Project

SEI Analog Environments Study: Adaptation, Collaboration, and Resilience in Extreme Environments

Eirik Hodne 

SEI Analog Environments Study


Project Overview

The way humans engage with space has changed rapidly over the past 60 years, moving from a model built around survival in extreme environments to prolonged stays and routine operations in those same conditions. Recent developments in commercial spaceflight suggest a new model of human interaction with space – one made up of crews of individuals with varying backgrounds, agendas, roles, and expertise. How might we prepare for this near- to mid-term future of large, diverse groups of people living and working in space? By examining the experiences of both new (SEI) researchers and more seasoned explorers during SEI’s arctic analog expedition, we have the opportunity to leverage the experiences of terrestrial extreme environments explorers and residents to envision a more human-centered approach to space.

  • How do people live and work in extreme conditions, and what are strategies and heuristics that we can learn from one environment and apply to another?
  • How does the experience of visiting and working in an extreme environment affect the individual — prior to expedition, during ex… View full description

SEI Analog Environments Study


Project Overview

The way humans engage with space has changed rapidly over the past 60 years, moving from a model built around survival in extreme environments to prolonged stays and routine operations in those same conditions. Recent developments in commercial spaceflight suggest a new model of human interaction with space – one made up of crews of individuals with varying backgrounds, agendas, roles, and expertise. How might we prepare for this near- to mid-term future of large, diverse groups of people living and working in space? By examining the experiences of both new (SEI) researchers and more seasoned explorers during SEI’s arctic analog expedition, we have the opportunity to leverage the experiences of terrestrial extreme environments explorers and residents to envision a more human-centered approach to space.

  • How do people live and work in extreme conditions, and what are strategies and heuristics that we can learn from one environment and apply to another?
  • How does the experience of visiting and working in an extreme environment affect the individual — prior to expedition, during expedition, and upon return from the field?
  • How do different “populations” of people interact in extreme environments? How are these communities defined (e.g. by role, duration spent in environment, familiarity & expertise, or cultural background)?

To examine these questions, we utilize a series of qualitative research methods that can be used to learn from both the SEI expedition team and the broader population of the region to derive insights on topics from environmental design to crew psychology:


  1. A journal study, piloted by the researchers in 2021 during a trial expedition to Svalbard, will be used to examine how the SEI expedition adapts and acclimates to a new extreme environment.
  2. Participants will also be asked to provide responses to a periodic questionnaire to supplement the journals with quantitative data on their perceptions. 
  3. Finally, participants will participate in periodic interviews — before, during, and after the expedition — to provide researchers with the opportunity to probe for context and depth.

These three research instruments will allow us to examine how participants’ perceptions change over time as they adapt and then re-acclimatize after returning to the field.
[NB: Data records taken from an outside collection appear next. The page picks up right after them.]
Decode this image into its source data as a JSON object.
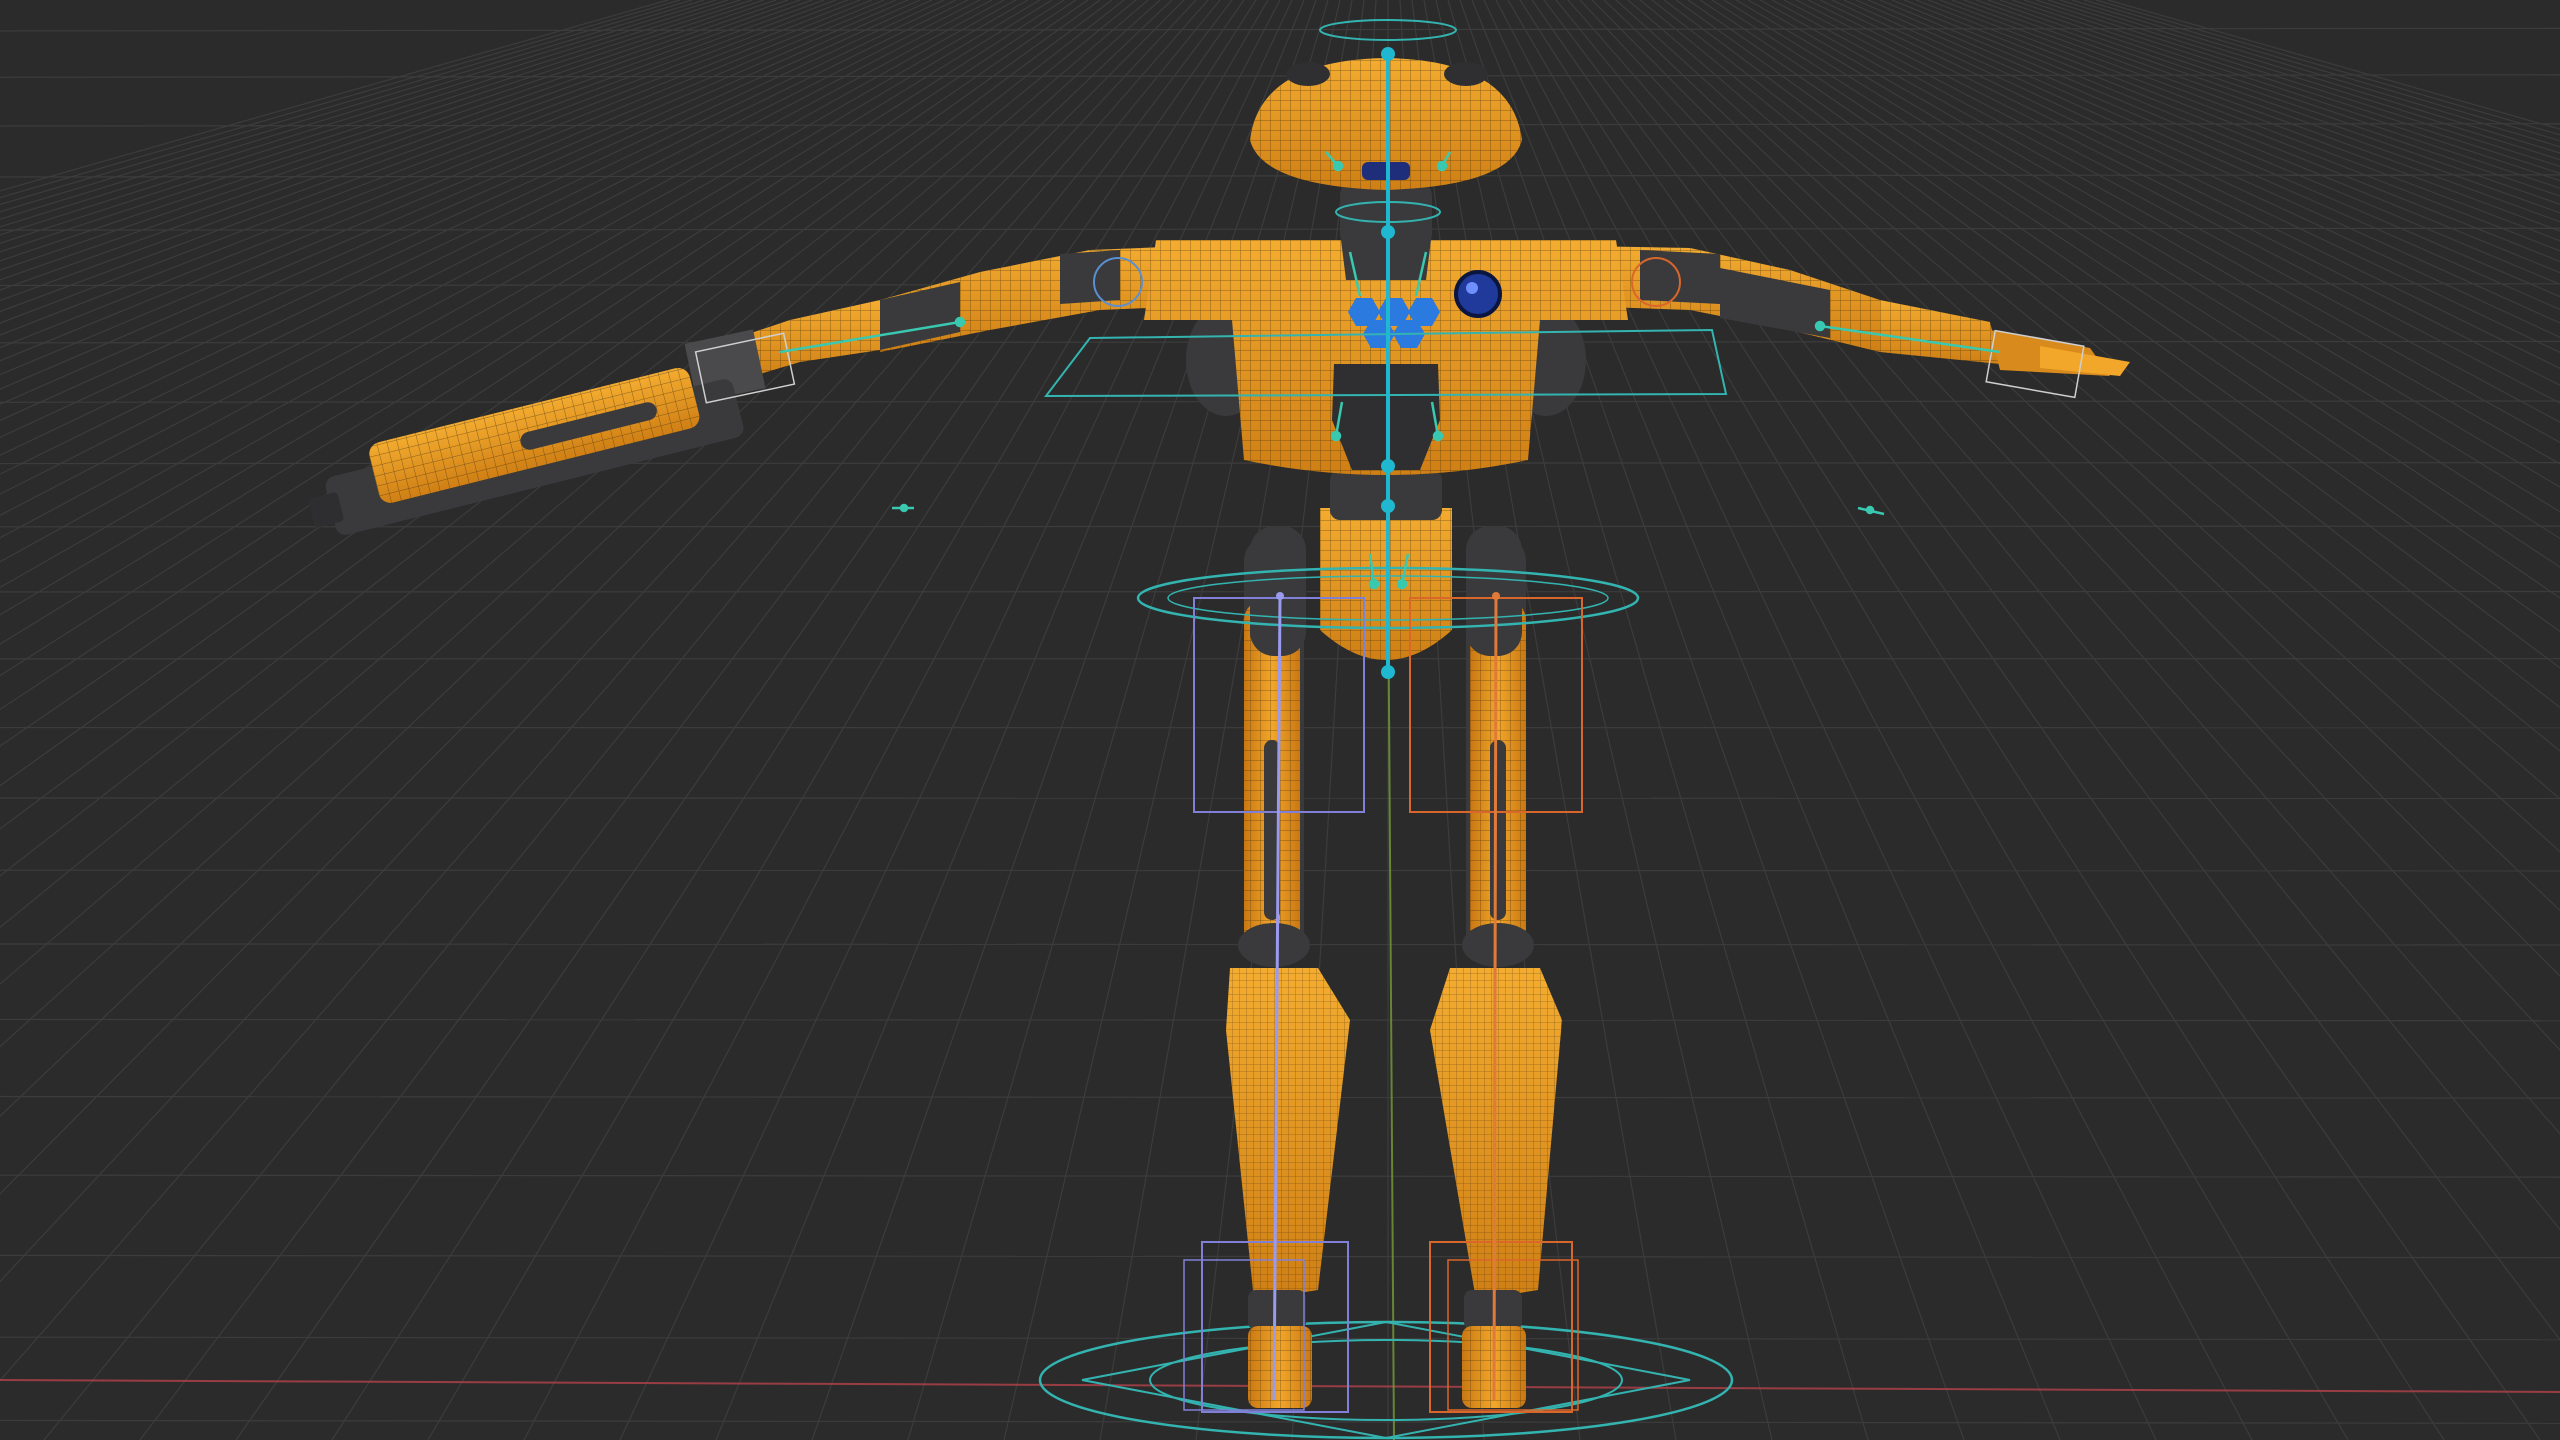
{
  "viewport": {
    "background_color": "#2b2b2b",
    "grid_color": "#3c3c3c",
    "x_axis_color": "#b4424a",
    "z_axis_color": "#7aa33a",
    "mesh_fill_color": "#e89a22",
    "mesh_wire_color": "#3a2a10",
    "dark_part_color": "#3a3a3c",
    "circle_control_color": "#33b4b0",
    "left_box_control_color": "#8080d8",
    "right_box_control_color": "#d9662a",
    "bone_color": "#39c8b0",
    "spine_bone_color": "#1fb8d0",
    "chest_emblem_color": "#2a7ae0"
  },
  "scene": {
    "object_type": "rigged-robot-mesh",
    "pose": "t-pose",
    "weapon_arm": "left",
    "overlay": "wireframe",
    "controls_visible": true,
    "axes_visible": [
      "x",
      "z"
    ]
  }
}
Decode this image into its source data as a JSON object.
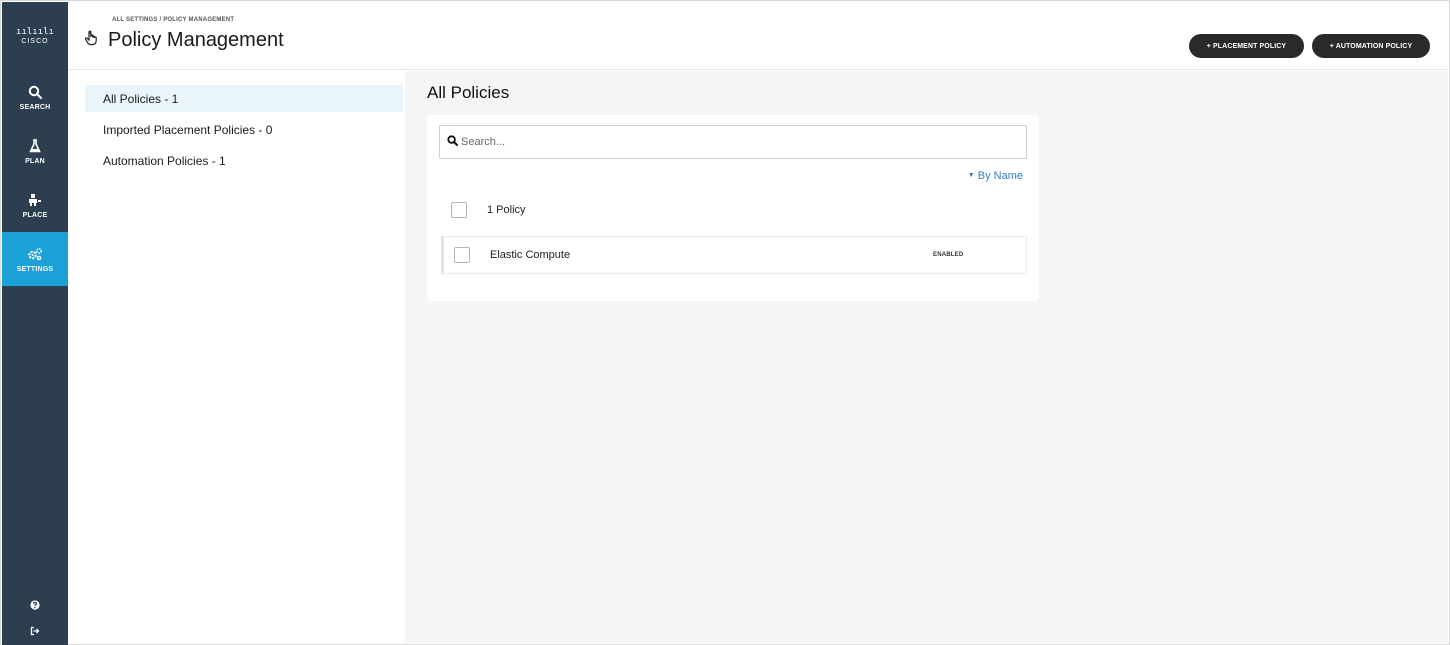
{
  "brand": {
    "bars": "ıılıılı",
    "word": "CISCO"
  },
  "rail": {
    "items": [
      {
        "label": "SEARCH",
        "icon": "search-icon"
      },
      {
        "label": "PLAN",
        "icon": "flask-icon"
      },
      {
        "label": "PLACE",
        "icon": "place-icon"
      },
      {
        "label": "SETTINGS",
        "icon": "gears-icon",
        "active": true
      }
    ],
    "bottom": [
      {
        "icon": "help-icon"
      },
      {
        "icon": "logout-icon"
      }
    ]
  },
  "header": {
    "breadcrumb": "ALL SETTINGS / POLICY MANAGEMENT",
    "title": "Policy Management",
    "buttons": {
      "placement": "+  PLACEMENT POLICY",
      "automation": "+  AUTOMATION POLICY"
    }
  },
  "left_list": {
    "items": [
      {
        "label": "All Policies - 1",
        "selected": true
      },
      {
        "label": "Imported Placement Policies - 0"
      },
      {
        "label": "Automation Policies - 1"
      }
    ]
  },
  "main": {
    "title": "All Policies",
    "search": {
      "placeholder": "Search...",
      "value": ""
    },
    "sort_label": "By Name",
    "count_label": "1 Policy",
    "policies": [
      {
        "name": "Elastic Compute",
        "status": "ENABLED"
      }
    ]
  },
  "colors": {
    "rail_bg": "#2c3e50",
    "rail_active": "#1ba0d7",
    "link": "#2f80c6",
    "button_bg": "#2a2a2a",
    "main_bg": "#f5f5f5"
  }
}
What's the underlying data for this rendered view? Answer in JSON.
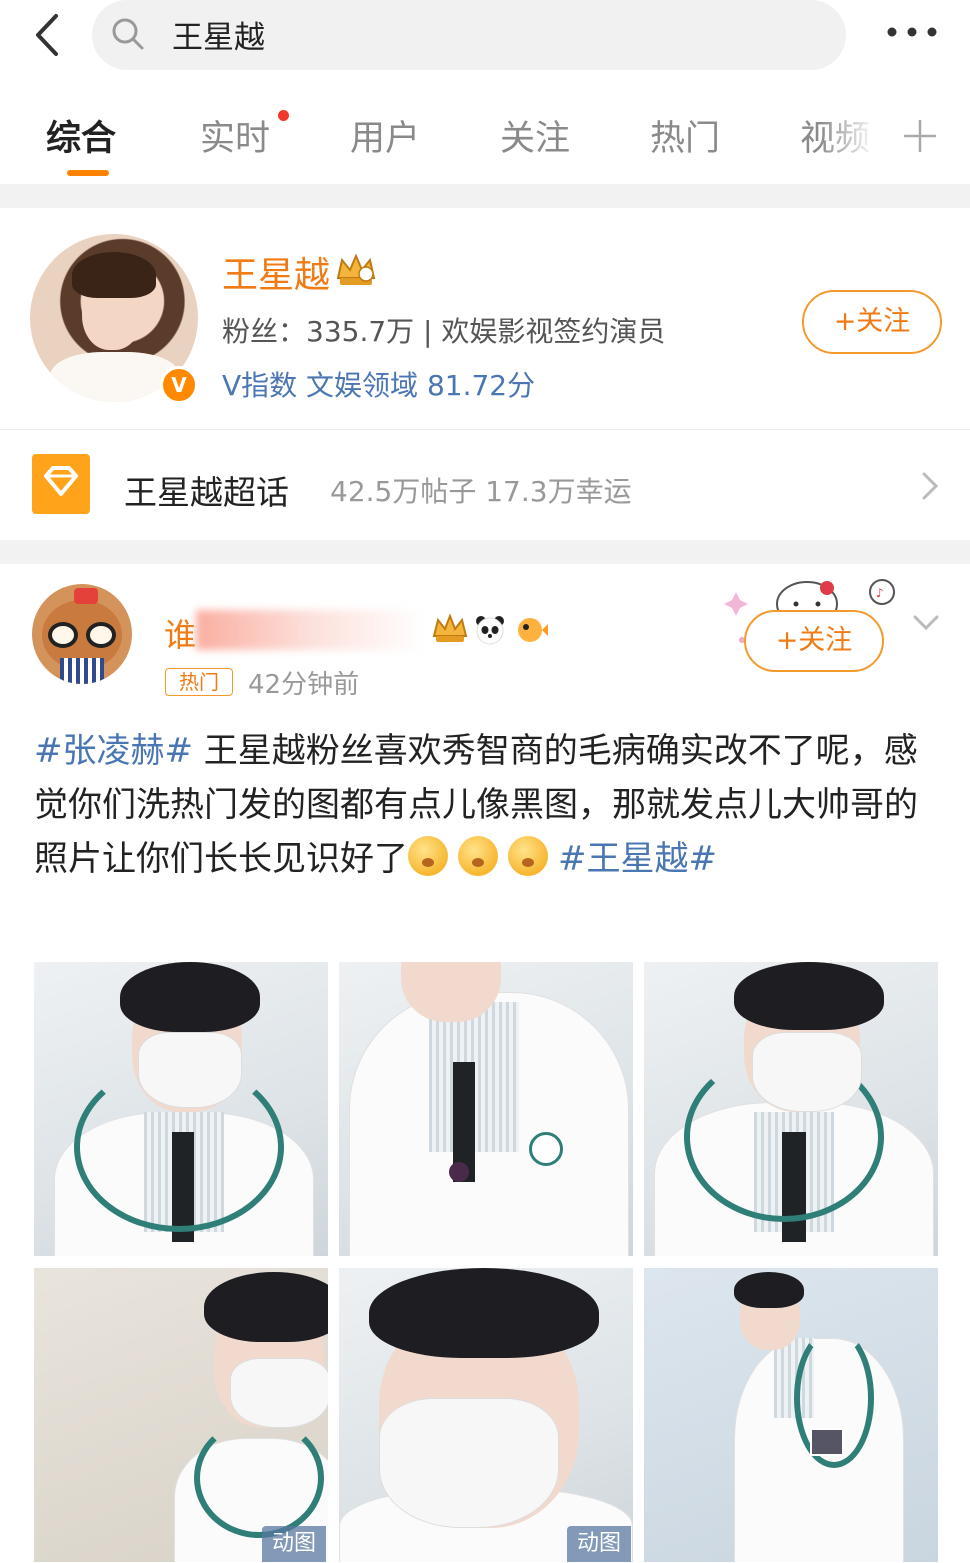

These journals will also allow us to examine, at a small scale, how different people’s reactions to extreme conditions can be, and how that impacts their experiences.

In addition to the journal study of SEI participants, this research aims to utilize the opportunity to accompany the expedition through the following specific research methods: participant observation of SEI research teams as they deploy their research in Svalbard, and on-site interviews with both the SEI team and local participants. These field-specific activities will be further developed through relationship building between the researchers and communities in Svalbard.